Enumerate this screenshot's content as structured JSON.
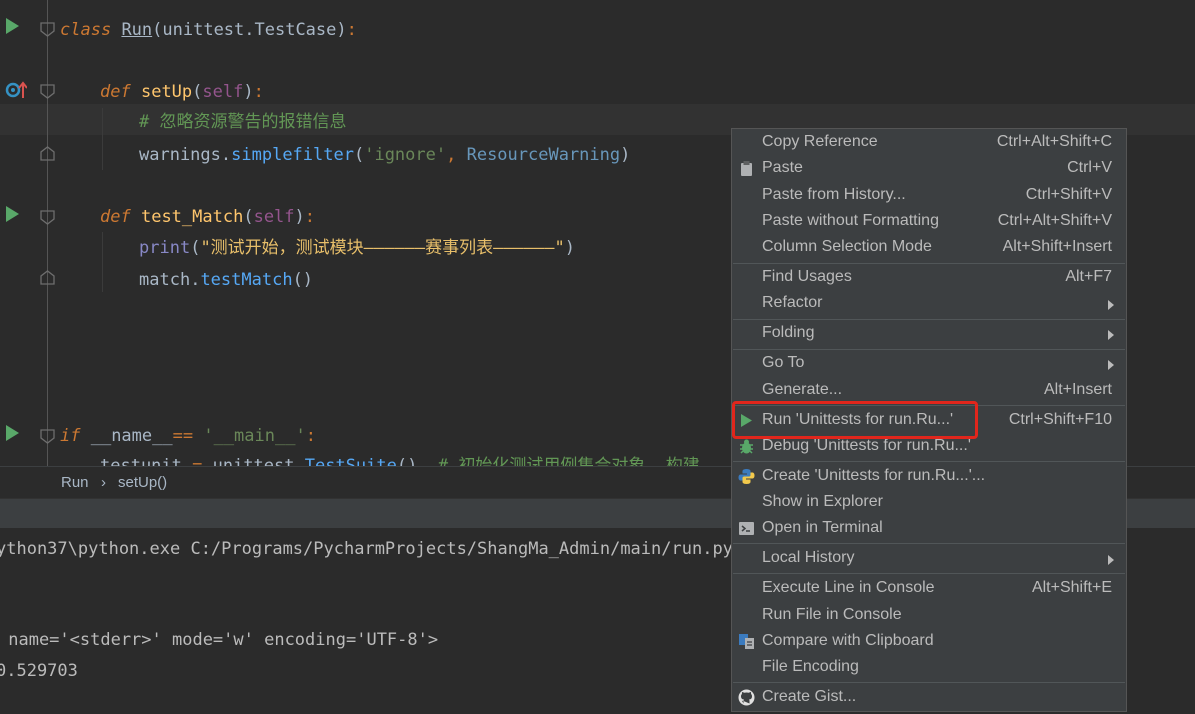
{
  "editor": {
    "lines": [
      {
        "parts": [
          "class",
          " ",
          "Run",
          "(unittest.TestCase)",
          ":"
        ]
      },
      {
        "parts": [
          "def",
          " ",
          "setUp",
          "(",
          "self",
          ")",
          ":"
        ]
      },
      {
        "parts": [
          "# 忽略资源警告的报错信息"
        ]
      },
      {
        "parts": [
          "warnings",
          ".",
          "simplefilter",
          "(",
          "'ignore'",
          ", ",
          "ResourceWarning",
          ")"
        ]
      },
      {
        "parts": [
          "def",
          " ",
          "test_Match",
          "(",
          "self",
          ")",
          ":"
        ]
      },
      {
        "parts": [
          "print",
          "(",
          "\"测试开始，测试模块——————赛事列表——————\"",
          ")"
        ]
      },
      {
        "parts": [
          "match",
          ".",
          "testMatch",
          "()"
        ]
      },
      {
        "parts": [
          "if",
          " __name__",
          "==",
          " ",
          "'__main__'",
          ":"
        ]
      },
      {
        "parts": [
          "testunit",
          " = ",
          "unittest",
          ".",
          "TestSuite",
          "()",
          "  ",
          "# 初始化测试用例集合对象  构建"
        ]
      }
    ]
  },
  "breadcrumb": {
    "class_name": "Run",
    "separator": "›",
    "method": "setUp()"
  },
  "console": {
    "lines": [
      "ython37\\python.exe C:/Programs/PycharmProjects/ShangMa_Admin/main/run.py",
      " name='<stderr>' mode='w' encoding='UTF-8'>",
      "0.529703"
    ]
  },
  "context_menu": {
    "items": [
      {
        "label": "Copy Reference",
        "shortcut": "Ctrl+Alt+Shift+C"
      },
      {
        "label": "Paste",
        "shortcut": "Ctrl+V",
        "icon": "clipboard-icon"
      },
      {
        "label": "Paste from History...",
        "shortcut": "Ctrl+Shift+V"
      },
      {
        "label": "Paste without Formatting",
        "shortcut": "Ctrl+Alt+Shift+V"
      },
      {
        "label": "Column Selection Mode",
        "shortcut": "Alt+Shift+Insert"
      },
      {
        "label": "Find Usages",
        "shortcut": "Alt+F7"
      },
      {
        "label": "Refactor",
        "submenu": true
      },
      {
        "label": "Folding",
        "submenu": true
      },
      {
        "label": "Go To",
        "submenu": true
      },
      {
        "label": "Generate...",
        "shortcut": "Alt+Insert"
      },
      {
        "label": "Run 'Unittests for run.Ru...'",
        "shortcut": "Ctrl+Shift+F10",
        "icon": "run-icon"
      },
      {
        "label": "Debug 'Unittests for run.Ru...'",
        "icon": "debug-icon"
      },
      {
        "label": "Create 'Unittests for run.Ru...'...",
        "icon": "python-icon"
      },
      {
        "label": "Show in Explorer"
      },
      {
        "label": "Open in Terminal",
        "icon": "terminal-icon"
      },
      {
        "label": "Local History",
        "submenu": true
      },
      {
        "label": "Execute Line in Console",
        "shortcut": "Alt+Shift+E"
      },
      {
        "label": "Run File in Console"
      },
      {
        "label": "Compare with Clipboard",
        "icon": "compare-icon"
      },
      {
        "label": "File Encoding"
      },
      {
        "label": "Create Gist...",
        "icon": "github-icon"
      }
    ]
  },
  "colors": {
    "accent_run": "#59a869",
    "highlight": "#e1261c"
  }
}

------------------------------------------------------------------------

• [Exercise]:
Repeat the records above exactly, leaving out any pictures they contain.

• [Answer section]:
Enumerate this screenshot's content as structured JSON.
{
  "editor": {
    "lines": [
      {
        "parts": [
          "class",
          " ",
          "Run",
          "(unittest.TestCase)",
          ":"
        ]
      },
      {
        "parts": [
          "def",
          " ",
          "setUp",
          "(",
          "self",
          ")",
          ":"
        ]
      },
      {
        "parts": [
          "# 忽略资源警告的报错信息"
        ]
      },
      {
        "parts": [
          "warnings",
          ".",
          "simplefilter",
          "(",
          "'ignore'",
          ", ",
          "ResourceWarning",
          ")"
        ]
      },
      {
        "parts": [
          "def",
          " ",
          "test_Match",
          "(",
          "self",
          ")",
          ":"
        ]
      },
      {
        "parts": [
          "print",
          "(",
          "\"测试开始，测试模块——————赛事列表——————\"",
          ")"
        ]
      },
      {
        "parts": [
          "match",
          ".",
          "testMatch",
          "()"
        ]
      },
      {
        "parts": [
          "if",
          " __name__",
          "==",
          " ",
          "'__main__'",
          ":"
        ]
      },
      {
        "parts": [
          "testunit",
          " = ",
          "unittest",
          ".",
          "TestSuite",
          "()",
          "  ",
          "# 初始化测试用例集合对象  构建"
        ]
      }
    ]
  },
  "breadcrumb": {
    "class_name": "Run",
    "separator": "›",
    "method": "setUp()"
  },
  "console": {
    "lines": [
      "ython37\\python.exe C:/Programs/PycharmProjects/ShangMa_Admin/main/run.py",
      " name='<stderr>' mode='w' encoding='UTF-8'>",
      "0.529703"
    ]
  },
  "context_menu": {
    "items": [
      {
        "label": "Copy Reference",
        "shortcut": "Ctrl+Alt+Shift+C"
      },
      {
        "label": "Paste",
        "shortcut": "Ctrl+V",
        "icon": "clipboard-icon"
      },
      {
        "label": "Paste from History...",
        "shortcut": "Ctrl+Shift+V"
      },
      {
        "label": "Paste without Formatting",
        "shortcut": "Ctrl+Alt+Shift+V"
      },
      {
        "label": "Column Selection Mode",
        "shortcut": "Alt+Shift+Insert"
      },
      {
        "label": "Find Usages",
        "shortcut": "Alt+F7"
      },
      {
        "label": "Refactor",
        "submenu": true
      },
      {
        "label": "Folding",
        "submenu": true
      },
      {
        "label": "Go To",
        "submenu": true
      },
      {
        "label": "Generate...",
        "shortcut": "Alt+Insert"
      },
      {
        "label": "Run 'Unittests for run.Ru...'",
        "shortcut": "Ctrl+Shift+F10",
        "icon": "run-icon"
      },
      {
        "label": "Debug 'Unittests for run.Ru...'",
        "icon": "debug-icon"
      },
      {
        "label": "Create 'Unittests for run.Ru...'...",
        "icon": "python-icon"
      },
      {
        "label": "Show in Explorer"
      },
      {
        "label": "Open in Terminal",
        "icon": "terminal-icon"
      },
      {
        "label": "Local History",
        "submenu": true
      },
      {
        "label": "Execute Line in Console",
        "shortcut": "Alt+Shift+E"
      },
      {
        "label": "Run File in Console"
      },
      {
        "label": "Compare with Clipboard",
        "icon": "compare-icon"
      },
      {
        "label": "File Encoding"
      },
      {
        "label": "Create Gist...",
        "icon": "github-icon"
      }
    ]
  },
  "colors": {
    "accent_run": "#59a869",
    "highlight": "#e1261c"
  }
}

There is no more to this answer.